Sports betting is more predisposed to over-confidence in skills than casino games, due to the nature of the game.
So, Are Skills Something Bad in Sports Betting?
Not at all. Skills in themselves are not something bad.
There is nothing wrong in collecting and using information, as well as nothing wrong in knowing the math of the betting game.
It would be worse not to have these skills, as one having them is more protected against several other cognitive distortions and misconceptions specific to betting. Besides, skills and using them are what makes this game enjoyable.
The problematic side of skills occurs when we get over-confident in our prediction skills.
A sports event is governed by many physical factors that cannot be even accounted for, nor measured in their effects. Information cannot be used to reason deterministically about the outcome, but at most to assess chances in terms of likelihoods. When we bet on a certain outcome, and it occurs we have no evidence that it is the way it is as a result of our prediction or that is just a coincidence.
Statistical reasoning – part of the prediction skills – is not an absolute, nor infallible method of prediction. Although used as a scientific method in sciences, statistics can only measure, and suggest hypotheses, but it cannot make deterministic predictions. And if someone makes such predictions, they cannot be validated even when they are fulfilled.
For instance, if you have observed and recorded in the history of two teams that when two certain players of a team played together in a certain system that team always won against the other, you will perhaps use this information to bet on the victory of that team when those conditions are met again. It is called extrapolation. If you win the bet, you will never know if that happened because of your statistical skills or just, say, because it was a rainy day and the loser team does not play well on wet ground. Hence confidence in your skill cannot be validated and implicitly over-confidence is an error. It is not just a theoretical error, but it can have negative monetary effects reflected in further losses or overall loss.
The world seen as a ‘statistical world’ is different than the real deterministic world and both statistics and probability theory can be “tricky” for those unfamiliar with their concepts. We must rely on skills in sports betting with precaution and resist the impulse of growing our confidence in them, just because the effectiveness of such skills cannot be assessed in either successes or failures, even though our brain might have another “opinion”.
- 1. Bărboianu, C. (2022). Understanding Your Game: A Mathematician’s Advice for Rational and Safe Gambling. Târgu Jiu: PhilScience Press.
- 2. Cantinotti, M., Ladouceur, R. & Jacques, C. (2004). Sports Betting: Can Gamblers Beat Randomness? Psychology of Addictive Behaviors, 18(2), 143-147.

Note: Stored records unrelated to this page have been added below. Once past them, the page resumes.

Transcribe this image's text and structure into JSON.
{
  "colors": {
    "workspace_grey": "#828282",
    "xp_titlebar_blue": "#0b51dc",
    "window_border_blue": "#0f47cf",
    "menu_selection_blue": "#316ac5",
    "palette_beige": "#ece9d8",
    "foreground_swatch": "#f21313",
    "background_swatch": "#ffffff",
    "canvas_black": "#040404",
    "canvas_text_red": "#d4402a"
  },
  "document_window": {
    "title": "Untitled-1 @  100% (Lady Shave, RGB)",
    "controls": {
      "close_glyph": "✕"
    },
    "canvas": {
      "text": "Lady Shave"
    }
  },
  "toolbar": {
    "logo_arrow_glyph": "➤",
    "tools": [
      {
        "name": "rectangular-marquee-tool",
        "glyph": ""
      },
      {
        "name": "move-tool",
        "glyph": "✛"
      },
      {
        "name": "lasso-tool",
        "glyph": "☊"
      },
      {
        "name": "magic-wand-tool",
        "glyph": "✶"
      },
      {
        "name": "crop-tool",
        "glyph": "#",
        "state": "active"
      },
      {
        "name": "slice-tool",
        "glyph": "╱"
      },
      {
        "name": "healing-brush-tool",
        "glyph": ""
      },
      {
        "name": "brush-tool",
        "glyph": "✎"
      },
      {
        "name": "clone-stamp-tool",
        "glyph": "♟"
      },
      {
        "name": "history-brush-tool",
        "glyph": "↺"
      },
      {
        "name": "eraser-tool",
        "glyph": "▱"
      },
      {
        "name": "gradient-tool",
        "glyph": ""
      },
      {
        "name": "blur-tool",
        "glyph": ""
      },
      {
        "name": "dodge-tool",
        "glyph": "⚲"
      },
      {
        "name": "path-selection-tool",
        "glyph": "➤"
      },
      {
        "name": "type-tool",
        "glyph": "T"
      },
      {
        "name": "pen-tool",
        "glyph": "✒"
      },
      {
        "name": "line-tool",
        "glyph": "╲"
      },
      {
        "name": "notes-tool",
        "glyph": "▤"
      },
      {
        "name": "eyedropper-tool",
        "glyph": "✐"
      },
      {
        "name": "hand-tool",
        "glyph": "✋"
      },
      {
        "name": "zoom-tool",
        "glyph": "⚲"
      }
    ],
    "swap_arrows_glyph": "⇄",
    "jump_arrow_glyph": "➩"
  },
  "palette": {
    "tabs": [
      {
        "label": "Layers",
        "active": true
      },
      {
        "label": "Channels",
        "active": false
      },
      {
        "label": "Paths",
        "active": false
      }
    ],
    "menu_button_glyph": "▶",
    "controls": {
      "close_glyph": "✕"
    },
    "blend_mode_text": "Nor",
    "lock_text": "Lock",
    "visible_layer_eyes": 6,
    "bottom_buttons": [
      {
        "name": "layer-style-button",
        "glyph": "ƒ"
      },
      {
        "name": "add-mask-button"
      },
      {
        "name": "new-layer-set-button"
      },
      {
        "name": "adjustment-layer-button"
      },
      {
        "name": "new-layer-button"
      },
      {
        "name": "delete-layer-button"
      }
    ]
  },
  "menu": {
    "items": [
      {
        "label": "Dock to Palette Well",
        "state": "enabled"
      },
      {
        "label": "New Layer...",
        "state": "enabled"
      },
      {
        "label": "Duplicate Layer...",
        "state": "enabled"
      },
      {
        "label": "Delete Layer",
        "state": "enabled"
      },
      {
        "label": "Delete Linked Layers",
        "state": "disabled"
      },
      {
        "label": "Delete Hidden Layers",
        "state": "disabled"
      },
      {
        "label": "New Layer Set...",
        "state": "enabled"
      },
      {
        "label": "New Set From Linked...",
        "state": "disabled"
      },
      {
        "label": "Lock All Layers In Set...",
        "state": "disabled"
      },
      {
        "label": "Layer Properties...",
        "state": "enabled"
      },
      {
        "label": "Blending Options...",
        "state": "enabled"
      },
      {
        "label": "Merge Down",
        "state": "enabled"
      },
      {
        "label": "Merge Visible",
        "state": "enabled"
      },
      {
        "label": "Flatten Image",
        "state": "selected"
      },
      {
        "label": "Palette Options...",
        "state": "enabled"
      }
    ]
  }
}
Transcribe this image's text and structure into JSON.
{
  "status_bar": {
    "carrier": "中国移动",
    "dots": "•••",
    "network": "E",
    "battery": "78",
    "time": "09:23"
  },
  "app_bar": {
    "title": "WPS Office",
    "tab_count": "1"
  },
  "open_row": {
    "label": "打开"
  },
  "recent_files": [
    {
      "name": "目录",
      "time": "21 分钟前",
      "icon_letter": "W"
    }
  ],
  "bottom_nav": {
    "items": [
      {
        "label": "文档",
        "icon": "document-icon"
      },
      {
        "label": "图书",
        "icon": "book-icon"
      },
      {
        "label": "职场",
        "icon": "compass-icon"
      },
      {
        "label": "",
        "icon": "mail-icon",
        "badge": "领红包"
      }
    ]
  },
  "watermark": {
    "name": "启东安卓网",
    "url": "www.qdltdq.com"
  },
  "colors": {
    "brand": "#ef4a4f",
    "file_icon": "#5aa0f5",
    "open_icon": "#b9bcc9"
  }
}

- 3. Mallios, W. S. (2000). Modeling concepts. In The analysis of sports forecasting: Modeling parallels between sports gambling and financial markets (pp. 25–52). Boston: Kluwer Academic.